Dr. Awa Jangha, the Loise Henderson Wessendorff Associate Professor of Spiritual Integration in Counseling, along with alumna Mary Carlisle McMahan and current student Jacqueline Vidal were the presenters at the conference. They were able to confidently engage with counselor educators and supervisors in answering questions and describing the information within the poster.
“Presenting at a professional conference allows for connections to be made with graduate students, counselor educators, and supervisors,” Jangha said. “The experience also allows for growth in engaging in presentation skills where students were able to articulate what stood out to them from their research on counselor’s use of their body as a source of information when attuning to clients, self-regulating when countertransference arises, and creating therapeutic presence.”
Students Vidal and Regan Emfinger also shared the poster at a Southwest community hour on March 20th.
“It was great to see Jacqueline and Regan interacting with peers and sharing about the work they had researched around how counselors can somatically be present and provide an impactful therapeutic presence that can allow for self-regulation of both counselor and client,” Jangha said.
The poster was originally created by Janga, Vidal, Emfinger, Mary Carlisle McMahan, Jane Obi, Debbie Seeger, and John Thomas.
The SIC Scholars also hosted the Brain and the Spirit event featuring Dr. Gena St. David on April 17 at Southwest. There were about 50 people in attendance, including prospective and incoming students. SIC Scholar Jane Obi gave the introduction and facilitated the Q&A portion of the presentation.

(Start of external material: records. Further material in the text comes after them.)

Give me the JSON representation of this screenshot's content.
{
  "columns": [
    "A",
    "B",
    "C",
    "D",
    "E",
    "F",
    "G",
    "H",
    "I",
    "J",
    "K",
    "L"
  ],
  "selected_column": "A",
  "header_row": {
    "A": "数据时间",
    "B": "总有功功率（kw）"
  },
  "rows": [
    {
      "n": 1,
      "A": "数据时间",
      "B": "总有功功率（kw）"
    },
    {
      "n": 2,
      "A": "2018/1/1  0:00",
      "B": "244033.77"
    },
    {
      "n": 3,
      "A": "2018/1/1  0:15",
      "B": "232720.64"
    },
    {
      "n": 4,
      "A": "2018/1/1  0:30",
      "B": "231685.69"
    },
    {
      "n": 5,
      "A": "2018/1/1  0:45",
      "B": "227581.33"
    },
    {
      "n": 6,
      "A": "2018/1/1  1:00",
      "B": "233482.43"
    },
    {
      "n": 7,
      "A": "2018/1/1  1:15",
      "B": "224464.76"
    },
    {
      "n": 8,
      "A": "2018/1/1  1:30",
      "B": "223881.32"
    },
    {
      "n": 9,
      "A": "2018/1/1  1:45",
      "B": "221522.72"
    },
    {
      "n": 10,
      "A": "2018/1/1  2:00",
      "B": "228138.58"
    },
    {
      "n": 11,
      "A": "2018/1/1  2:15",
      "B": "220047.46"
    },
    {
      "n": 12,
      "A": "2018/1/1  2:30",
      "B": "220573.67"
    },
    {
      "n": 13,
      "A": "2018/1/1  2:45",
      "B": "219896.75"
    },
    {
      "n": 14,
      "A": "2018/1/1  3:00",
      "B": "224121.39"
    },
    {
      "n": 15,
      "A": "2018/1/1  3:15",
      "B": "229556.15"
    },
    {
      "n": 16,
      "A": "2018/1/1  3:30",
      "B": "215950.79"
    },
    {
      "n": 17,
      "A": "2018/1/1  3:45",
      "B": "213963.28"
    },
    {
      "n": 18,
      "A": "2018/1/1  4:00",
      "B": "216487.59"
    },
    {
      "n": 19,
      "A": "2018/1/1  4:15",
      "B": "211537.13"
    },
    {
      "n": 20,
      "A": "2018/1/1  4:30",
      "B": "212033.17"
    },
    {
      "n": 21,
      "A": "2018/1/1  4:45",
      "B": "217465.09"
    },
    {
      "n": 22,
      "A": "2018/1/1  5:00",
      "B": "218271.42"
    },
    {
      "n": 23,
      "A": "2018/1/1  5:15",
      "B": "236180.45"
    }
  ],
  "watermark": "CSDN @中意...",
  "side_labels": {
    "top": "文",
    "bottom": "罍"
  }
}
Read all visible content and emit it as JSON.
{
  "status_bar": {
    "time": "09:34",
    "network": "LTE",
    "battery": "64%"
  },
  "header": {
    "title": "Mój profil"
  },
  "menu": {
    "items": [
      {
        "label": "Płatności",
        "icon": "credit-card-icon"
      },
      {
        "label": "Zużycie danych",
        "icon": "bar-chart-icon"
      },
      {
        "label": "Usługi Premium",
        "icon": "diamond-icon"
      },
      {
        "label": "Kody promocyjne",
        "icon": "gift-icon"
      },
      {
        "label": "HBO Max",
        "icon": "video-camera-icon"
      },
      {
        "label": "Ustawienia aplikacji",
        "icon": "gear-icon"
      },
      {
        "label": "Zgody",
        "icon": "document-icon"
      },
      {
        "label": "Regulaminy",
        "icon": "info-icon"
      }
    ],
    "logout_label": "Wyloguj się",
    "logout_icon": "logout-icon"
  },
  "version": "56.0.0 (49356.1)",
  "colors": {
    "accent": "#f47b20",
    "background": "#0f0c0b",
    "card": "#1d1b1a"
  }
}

“Gena utilized wonderful imagery, intriguing neuroscience videos, and experiential practice of tuning into the body to walk the participants through her process of crafting her book,” Jangha said. “We went with her on the journey of what sparked her interest in the intersection of neuroscience and theology and were blessed to witness her sharing of her thought process and questions that guided the rich content in her writing. Explaining the basics of neuroscience, incorporating relational cultural theory, and engaging in theological reflection are no small tasks, but Gena did so with clarity and compassion. It was a wonderful experience to learn from her and be inspired by where she continues to go in her ongoing inquiry on the matter.”